_YOUR ASSIGNMENT_
Each line of the records below that contains "道玄真人" needs to be copied.

#### INFORMATION GIVEN

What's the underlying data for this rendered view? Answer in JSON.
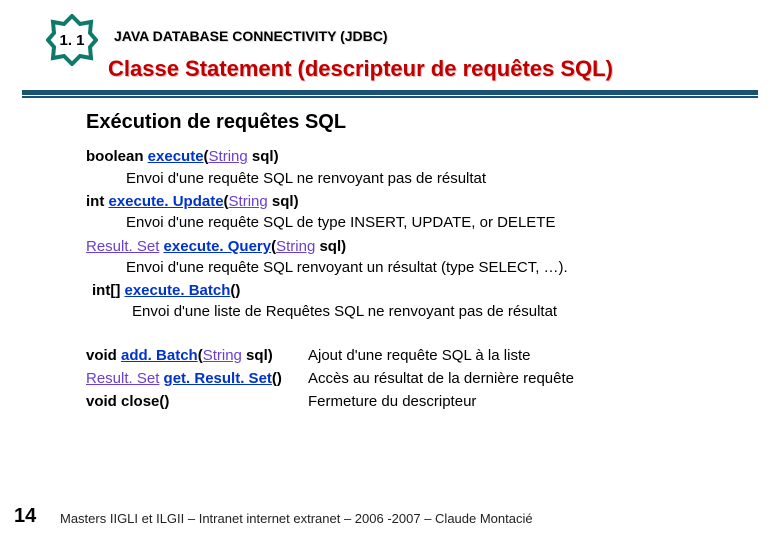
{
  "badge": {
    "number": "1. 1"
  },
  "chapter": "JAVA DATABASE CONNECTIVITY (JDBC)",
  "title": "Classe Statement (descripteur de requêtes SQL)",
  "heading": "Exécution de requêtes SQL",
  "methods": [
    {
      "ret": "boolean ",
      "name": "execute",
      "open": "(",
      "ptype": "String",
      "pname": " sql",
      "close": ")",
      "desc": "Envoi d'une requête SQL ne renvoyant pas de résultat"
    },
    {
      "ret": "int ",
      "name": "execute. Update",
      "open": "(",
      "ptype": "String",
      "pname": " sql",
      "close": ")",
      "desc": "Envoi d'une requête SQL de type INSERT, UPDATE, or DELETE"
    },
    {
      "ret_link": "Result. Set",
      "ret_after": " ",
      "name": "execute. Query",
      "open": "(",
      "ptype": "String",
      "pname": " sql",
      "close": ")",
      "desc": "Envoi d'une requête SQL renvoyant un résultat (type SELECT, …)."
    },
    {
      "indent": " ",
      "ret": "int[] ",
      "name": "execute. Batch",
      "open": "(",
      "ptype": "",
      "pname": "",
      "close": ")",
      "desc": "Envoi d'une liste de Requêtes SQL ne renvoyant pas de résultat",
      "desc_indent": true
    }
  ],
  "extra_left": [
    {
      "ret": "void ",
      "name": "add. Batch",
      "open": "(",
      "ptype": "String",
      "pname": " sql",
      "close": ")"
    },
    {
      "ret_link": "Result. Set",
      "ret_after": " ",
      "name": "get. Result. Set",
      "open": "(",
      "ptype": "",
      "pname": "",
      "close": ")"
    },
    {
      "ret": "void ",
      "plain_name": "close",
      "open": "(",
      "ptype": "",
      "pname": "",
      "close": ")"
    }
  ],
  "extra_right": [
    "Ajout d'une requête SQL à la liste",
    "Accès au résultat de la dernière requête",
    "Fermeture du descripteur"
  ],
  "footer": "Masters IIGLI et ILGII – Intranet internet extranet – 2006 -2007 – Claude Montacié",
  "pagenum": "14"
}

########
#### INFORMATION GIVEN

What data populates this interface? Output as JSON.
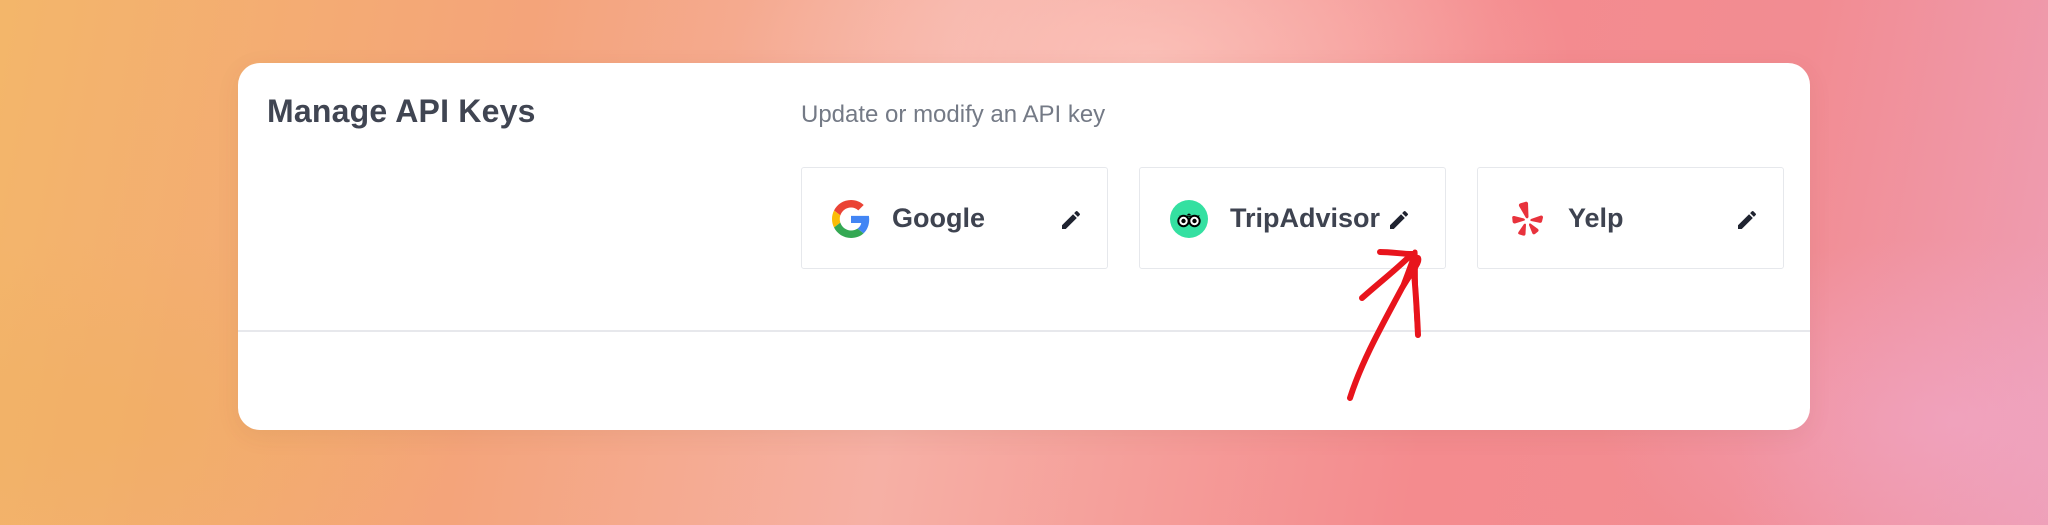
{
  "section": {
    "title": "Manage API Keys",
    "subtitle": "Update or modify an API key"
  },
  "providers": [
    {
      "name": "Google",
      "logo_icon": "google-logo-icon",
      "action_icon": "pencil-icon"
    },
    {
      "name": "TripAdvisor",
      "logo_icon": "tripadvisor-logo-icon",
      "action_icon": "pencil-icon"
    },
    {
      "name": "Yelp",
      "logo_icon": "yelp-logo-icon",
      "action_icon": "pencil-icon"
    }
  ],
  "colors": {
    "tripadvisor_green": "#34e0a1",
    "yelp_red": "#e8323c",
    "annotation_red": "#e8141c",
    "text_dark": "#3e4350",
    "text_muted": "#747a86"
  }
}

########
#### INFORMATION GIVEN

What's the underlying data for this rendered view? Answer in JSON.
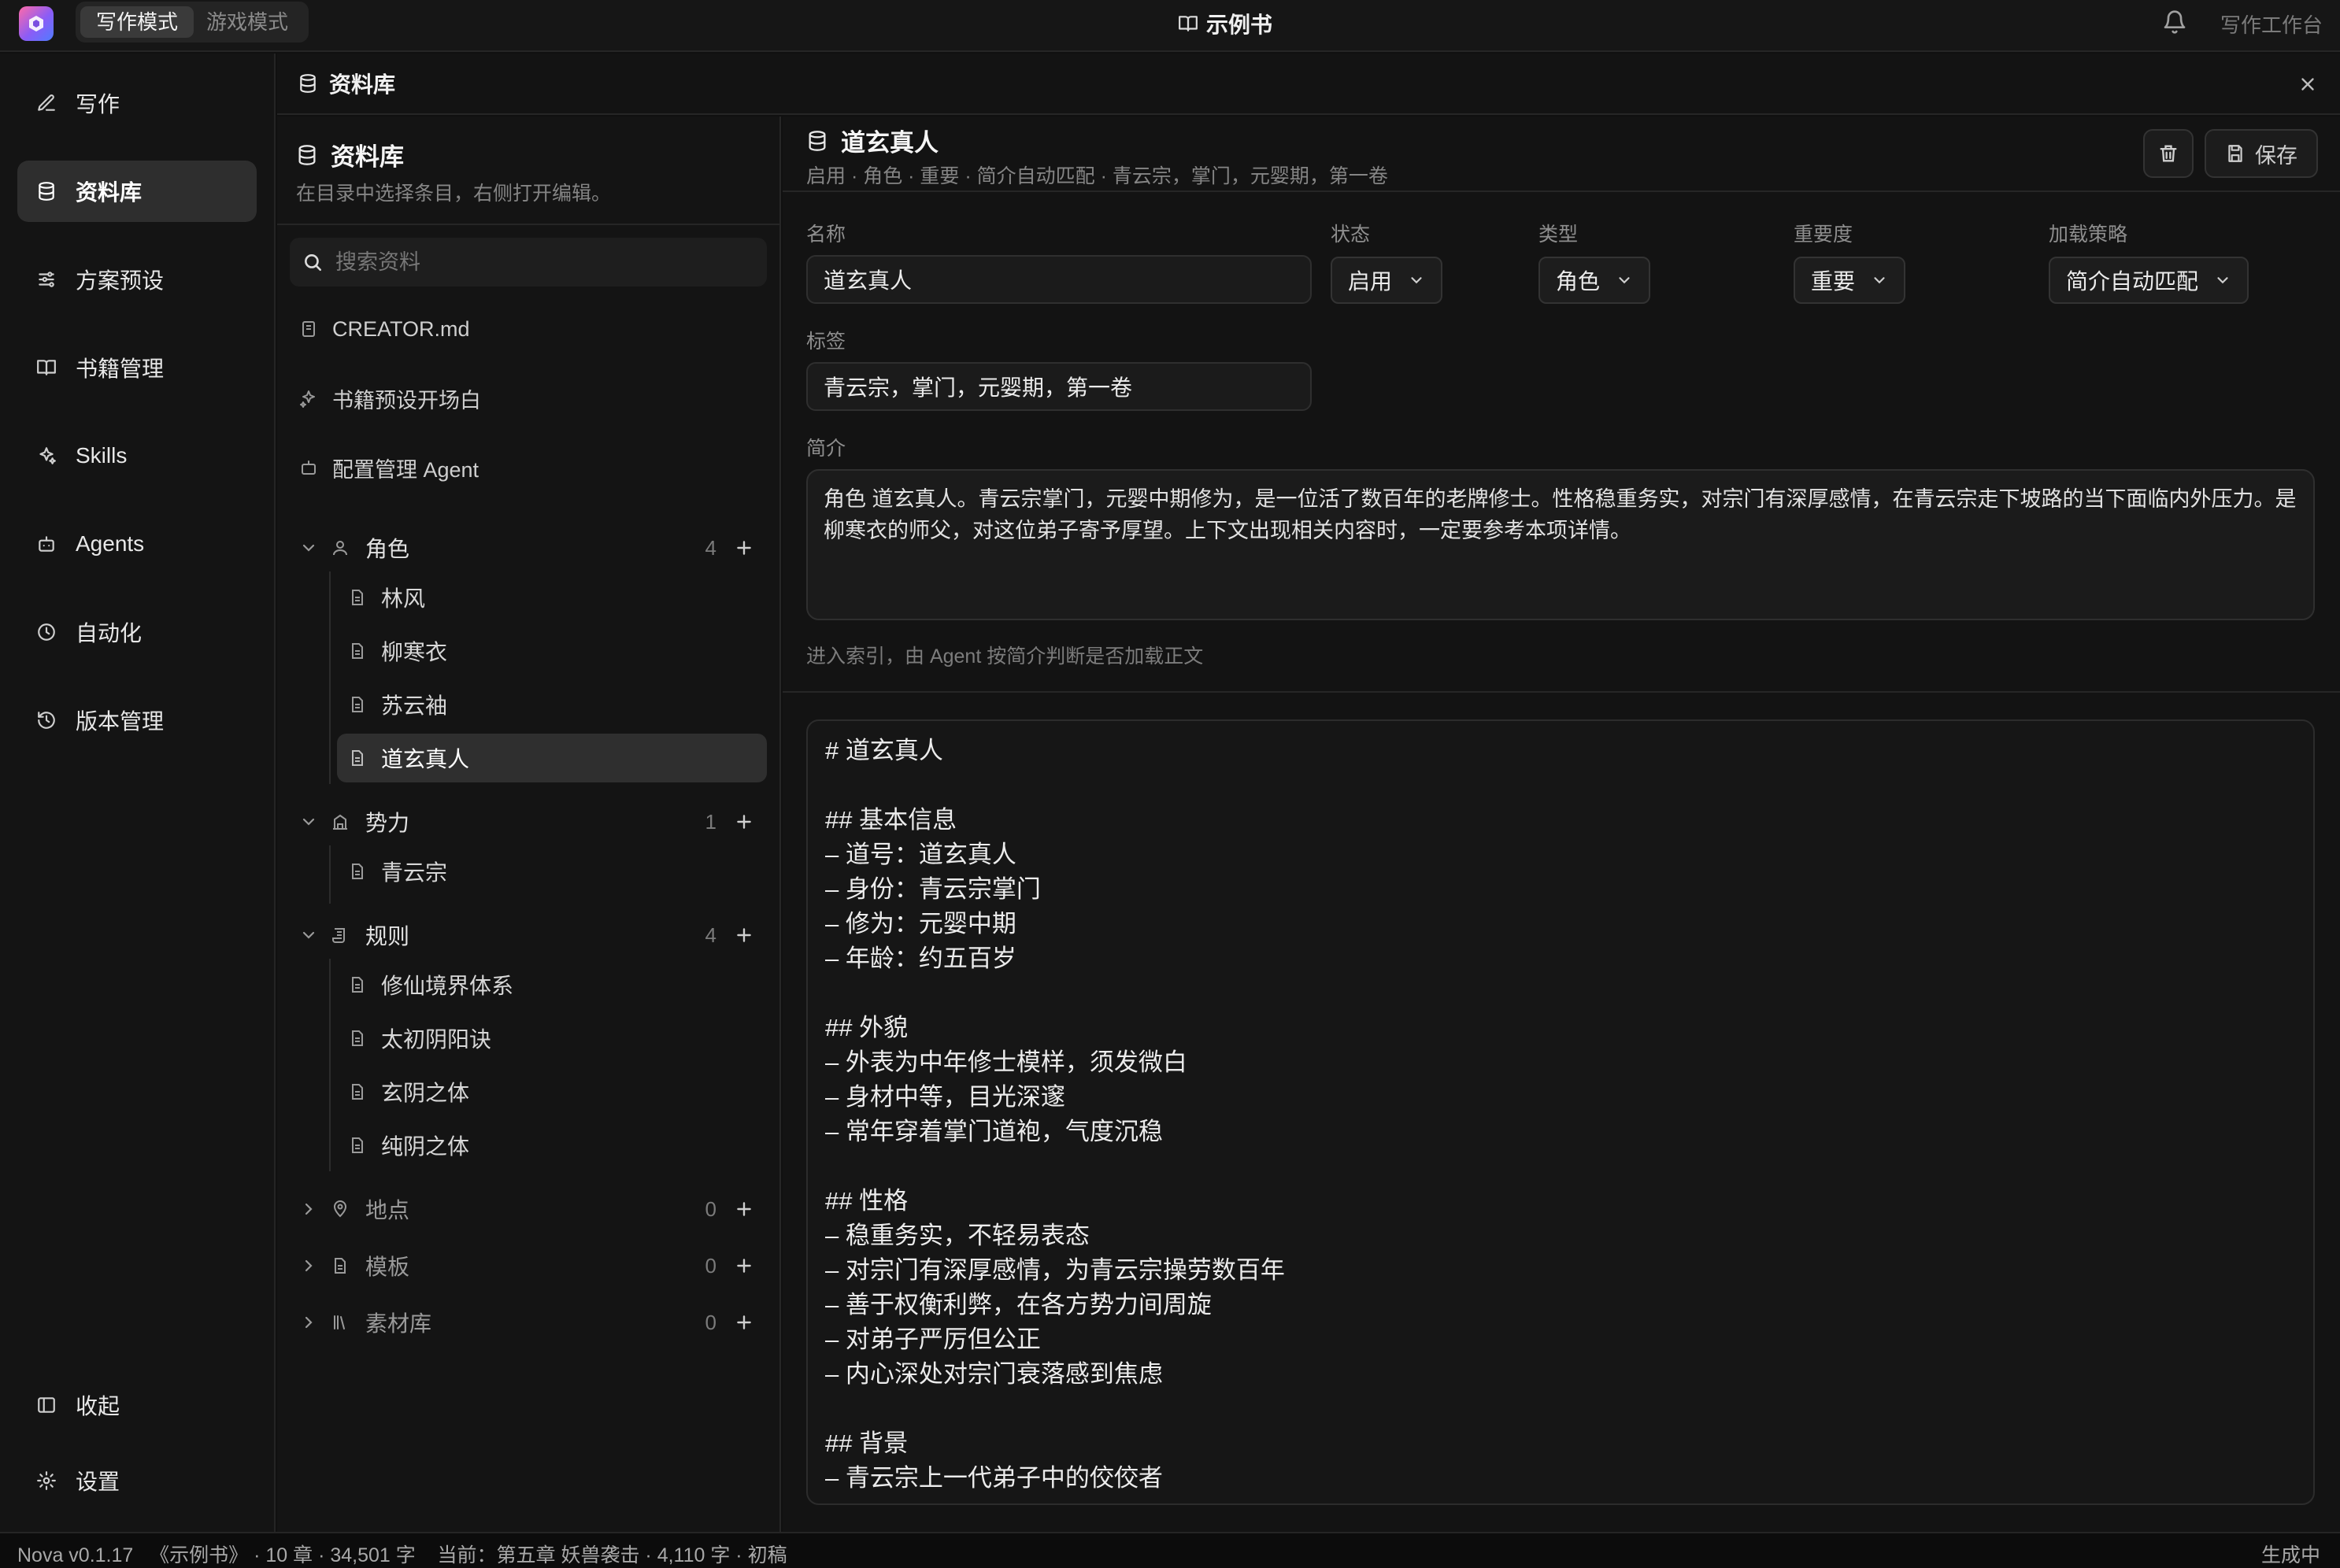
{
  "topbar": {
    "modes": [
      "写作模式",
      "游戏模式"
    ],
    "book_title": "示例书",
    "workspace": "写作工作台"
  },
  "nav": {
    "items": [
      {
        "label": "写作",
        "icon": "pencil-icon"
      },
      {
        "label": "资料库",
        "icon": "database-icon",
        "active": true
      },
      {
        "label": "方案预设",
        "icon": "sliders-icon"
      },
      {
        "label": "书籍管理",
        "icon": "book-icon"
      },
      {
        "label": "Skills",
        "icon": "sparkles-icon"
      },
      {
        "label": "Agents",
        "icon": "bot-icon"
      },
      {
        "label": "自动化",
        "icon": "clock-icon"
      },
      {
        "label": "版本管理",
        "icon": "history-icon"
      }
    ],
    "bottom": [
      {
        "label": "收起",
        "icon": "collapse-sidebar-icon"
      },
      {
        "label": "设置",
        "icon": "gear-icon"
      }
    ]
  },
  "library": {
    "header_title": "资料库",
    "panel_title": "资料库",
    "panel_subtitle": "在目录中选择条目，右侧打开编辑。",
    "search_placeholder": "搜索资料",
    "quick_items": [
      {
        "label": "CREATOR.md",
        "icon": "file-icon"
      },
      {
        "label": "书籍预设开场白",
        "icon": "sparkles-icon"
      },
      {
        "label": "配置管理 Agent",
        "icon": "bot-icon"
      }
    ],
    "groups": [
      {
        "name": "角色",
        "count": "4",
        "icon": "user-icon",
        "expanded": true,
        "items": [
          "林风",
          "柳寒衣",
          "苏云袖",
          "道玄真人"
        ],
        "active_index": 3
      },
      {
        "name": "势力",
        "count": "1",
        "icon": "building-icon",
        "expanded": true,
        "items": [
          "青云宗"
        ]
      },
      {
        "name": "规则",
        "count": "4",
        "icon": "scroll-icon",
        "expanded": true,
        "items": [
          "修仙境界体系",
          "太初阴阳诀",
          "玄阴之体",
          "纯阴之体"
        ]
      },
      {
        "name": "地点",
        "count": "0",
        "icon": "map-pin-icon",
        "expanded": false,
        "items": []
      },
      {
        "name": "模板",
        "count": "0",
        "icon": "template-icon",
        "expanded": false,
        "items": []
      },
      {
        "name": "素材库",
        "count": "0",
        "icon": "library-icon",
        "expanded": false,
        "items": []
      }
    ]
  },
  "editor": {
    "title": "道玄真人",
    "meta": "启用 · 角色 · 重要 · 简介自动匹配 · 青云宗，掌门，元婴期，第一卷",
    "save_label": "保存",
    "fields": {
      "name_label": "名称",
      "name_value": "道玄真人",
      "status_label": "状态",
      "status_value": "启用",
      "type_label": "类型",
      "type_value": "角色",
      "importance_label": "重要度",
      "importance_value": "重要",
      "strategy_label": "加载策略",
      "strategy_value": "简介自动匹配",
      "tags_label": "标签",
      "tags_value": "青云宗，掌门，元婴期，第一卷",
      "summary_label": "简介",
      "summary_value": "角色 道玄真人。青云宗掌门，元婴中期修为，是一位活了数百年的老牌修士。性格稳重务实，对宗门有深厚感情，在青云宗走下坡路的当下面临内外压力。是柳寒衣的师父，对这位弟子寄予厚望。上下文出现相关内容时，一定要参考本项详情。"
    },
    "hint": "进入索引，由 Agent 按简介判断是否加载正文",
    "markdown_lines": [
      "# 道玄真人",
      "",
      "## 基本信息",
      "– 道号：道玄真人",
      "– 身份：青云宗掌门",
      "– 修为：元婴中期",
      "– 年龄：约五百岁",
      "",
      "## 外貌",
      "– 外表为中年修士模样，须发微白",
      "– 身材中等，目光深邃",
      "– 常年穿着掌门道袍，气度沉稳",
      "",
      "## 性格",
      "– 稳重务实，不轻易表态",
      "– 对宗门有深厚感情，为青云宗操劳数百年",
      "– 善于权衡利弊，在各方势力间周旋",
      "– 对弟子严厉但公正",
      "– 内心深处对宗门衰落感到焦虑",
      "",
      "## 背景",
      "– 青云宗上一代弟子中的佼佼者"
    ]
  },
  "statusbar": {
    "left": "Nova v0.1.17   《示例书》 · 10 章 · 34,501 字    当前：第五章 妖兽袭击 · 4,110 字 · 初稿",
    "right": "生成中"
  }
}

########

_PROBLEM SOLUTION_
          "道玄真人"
    "title": "道玄真人",
      "name_value": "道玄真人",
      "summary_value": "角色 道玄真人。青云宗掌门，元婴中期修为，是一位活了数百年的老牌修士。性格稳重务实，对宗门有深厚感情，在青云宗走下坡路的当下面临内外压力。是柳寒衣的师父，对这位弟子寄予厚望。上下文出现相关内容时，一定要参考本项详情。"
      "# 道玄真人",
      "– 道号：道玄真人",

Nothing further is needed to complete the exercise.